The ‘hot’ topic at this year’s ITB Berlin had to be climate change, even Messe Berlin COO Dr Christian Gِke said as much when summing up the successes of the event.
At assorted press conferences, industry stakeholders declared their ‘green’ credentials as they embraced the issue and discussed its impact on the industry.
In a press release on climate change issued on the first day of the event, the ITB said: “In parts of the world, there will be more powerful and more frequent typhoons and cyclones, coral reefs will be destroyed and some low-lying islands – such as the Maldives – could simply disappear.”
Predictions by the Intergovernmental Panel on Climate Change point out that there is a ‘probable’ chance of sea levels rising by 59cm each century for the next 200 years.
Francesco Frangialli, UNWTO Secretary General, speaking at ITB Future Day said tourism was both ‘a victim and a vector of climate change.’
The three main concerns for the industry, he said, were a retreat of glaciers and lack of snow, which affects the skiing industry, the destruction of ecosystems of small islands and the effect of climate change on fresh water supplies.

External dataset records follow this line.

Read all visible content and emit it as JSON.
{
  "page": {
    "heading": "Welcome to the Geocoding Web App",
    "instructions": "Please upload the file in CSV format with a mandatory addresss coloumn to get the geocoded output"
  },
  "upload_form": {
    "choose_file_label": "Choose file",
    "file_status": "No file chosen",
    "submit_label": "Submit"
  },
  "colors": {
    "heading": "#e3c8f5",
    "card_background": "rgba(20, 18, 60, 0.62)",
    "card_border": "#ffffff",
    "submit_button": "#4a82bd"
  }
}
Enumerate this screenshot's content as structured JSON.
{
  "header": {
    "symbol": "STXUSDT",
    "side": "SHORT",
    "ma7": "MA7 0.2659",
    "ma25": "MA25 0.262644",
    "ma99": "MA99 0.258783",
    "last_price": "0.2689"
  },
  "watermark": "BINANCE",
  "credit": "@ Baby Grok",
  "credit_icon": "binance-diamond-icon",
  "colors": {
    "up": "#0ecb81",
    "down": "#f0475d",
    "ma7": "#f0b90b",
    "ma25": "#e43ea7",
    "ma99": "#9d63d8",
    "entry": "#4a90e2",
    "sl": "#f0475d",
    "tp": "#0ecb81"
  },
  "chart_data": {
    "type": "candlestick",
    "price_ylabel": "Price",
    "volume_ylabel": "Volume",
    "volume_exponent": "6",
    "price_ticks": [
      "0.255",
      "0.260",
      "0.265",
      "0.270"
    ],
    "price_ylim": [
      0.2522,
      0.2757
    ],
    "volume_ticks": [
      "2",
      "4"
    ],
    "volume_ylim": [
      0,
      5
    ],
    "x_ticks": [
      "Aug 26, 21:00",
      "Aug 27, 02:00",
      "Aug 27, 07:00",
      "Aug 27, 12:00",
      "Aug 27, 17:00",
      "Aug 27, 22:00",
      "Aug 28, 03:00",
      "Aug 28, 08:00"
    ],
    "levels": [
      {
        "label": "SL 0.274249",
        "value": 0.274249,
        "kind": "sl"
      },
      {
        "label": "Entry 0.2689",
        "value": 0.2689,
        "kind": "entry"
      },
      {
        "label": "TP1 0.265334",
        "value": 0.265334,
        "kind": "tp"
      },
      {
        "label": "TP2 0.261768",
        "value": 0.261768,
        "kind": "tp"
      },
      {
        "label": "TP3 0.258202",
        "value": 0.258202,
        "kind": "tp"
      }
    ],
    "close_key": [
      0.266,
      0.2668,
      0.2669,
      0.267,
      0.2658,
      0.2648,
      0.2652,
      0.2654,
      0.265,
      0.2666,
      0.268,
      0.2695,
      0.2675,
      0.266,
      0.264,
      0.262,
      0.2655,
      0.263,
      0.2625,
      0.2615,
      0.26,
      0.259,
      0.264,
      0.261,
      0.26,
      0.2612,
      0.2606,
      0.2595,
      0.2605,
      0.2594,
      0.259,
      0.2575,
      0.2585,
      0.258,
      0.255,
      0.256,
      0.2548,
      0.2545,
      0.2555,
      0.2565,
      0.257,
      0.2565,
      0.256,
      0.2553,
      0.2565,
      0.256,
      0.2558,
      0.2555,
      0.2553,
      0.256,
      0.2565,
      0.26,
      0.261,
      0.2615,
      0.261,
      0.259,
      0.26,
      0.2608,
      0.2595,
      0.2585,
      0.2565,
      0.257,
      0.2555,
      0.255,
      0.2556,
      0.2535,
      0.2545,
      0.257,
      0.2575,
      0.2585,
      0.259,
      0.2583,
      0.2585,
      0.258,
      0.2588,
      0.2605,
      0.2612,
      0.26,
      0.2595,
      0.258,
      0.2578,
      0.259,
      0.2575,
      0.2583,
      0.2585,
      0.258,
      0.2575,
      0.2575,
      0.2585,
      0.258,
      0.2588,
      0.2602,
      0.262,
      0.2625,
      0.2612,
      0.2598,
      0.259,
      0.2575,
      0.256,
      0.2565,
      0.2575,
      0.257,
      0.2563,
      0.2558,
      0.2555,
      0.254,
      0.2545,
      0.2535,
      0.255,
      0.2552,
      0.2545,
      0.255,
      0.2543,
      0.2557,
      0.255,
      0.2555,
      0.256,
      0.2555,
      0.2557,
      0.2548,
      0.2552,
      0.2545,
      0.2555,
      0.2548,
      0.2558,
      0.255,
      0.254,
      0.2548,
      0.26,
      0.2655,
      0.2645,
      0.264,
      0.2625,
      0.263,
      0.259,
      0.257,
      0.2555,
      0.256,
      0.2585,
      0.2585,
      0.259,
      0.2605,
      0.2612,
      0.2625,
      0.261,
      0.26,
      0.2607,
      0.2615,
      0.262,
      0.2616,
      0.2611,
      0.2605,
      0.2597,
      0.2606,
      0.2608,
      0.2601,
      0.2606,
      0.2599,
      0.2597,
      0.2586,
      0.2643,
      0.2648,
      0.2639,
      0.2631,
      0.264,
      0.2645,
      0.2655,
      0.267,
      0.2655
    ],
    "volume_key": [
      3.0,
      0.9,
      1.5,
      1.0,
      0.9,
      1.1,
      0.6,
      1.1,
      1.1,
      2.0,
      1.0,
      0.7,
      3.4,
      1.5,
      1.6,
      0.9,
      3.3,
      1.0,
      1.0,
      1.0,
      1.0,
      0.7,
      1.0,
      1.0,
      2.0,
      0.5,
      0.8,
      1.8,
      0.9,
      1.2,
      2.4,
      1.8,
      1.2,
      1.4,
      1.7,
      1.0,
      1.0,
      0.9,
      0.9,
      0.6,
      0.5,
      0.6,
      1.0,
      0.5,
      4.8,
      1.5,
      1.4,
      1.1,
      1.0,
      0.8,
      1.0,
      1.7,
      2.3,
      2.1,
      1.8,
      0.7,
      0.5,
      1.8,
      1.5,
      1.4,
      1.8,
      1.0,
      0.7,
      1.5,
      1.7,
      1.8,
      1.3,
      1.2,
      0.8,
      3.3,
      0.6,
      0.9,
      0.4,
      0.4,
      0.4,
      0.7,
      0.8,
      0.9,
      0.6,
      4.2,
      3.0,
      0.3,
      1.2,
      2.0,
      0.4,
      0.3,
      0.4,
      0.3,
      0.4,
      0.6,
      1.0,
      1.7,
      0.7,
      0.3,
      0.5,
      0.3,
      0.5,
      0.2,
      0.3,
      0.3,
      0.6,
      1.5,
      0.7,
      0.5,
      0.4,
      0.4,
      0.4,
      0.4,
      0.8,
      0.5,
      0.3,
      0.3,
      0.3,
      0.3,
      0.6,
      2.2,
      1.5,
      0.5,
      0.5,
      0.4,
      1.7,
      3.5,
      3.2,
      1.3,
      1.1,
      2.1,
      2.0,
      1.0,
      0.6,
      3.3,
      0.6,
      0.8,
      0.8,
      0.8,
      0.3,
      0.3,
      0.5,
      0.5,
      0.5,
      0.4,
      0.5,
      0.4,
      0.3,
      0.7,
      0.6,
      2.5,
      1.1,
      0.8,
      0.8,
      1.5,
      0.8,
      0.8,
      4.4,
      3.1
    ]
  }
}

Frangialli said the problem of climate change can not simply be solved by reducing flights, pointing out that tourism contributes to poverty elimination and brings roughly $200 billion to the developing world each year. These are interdependent, he said, and must be dealt with holistically.
Later this year, the UNWTO will produce a detailed analysis of tourism’s standalone impact on climate change.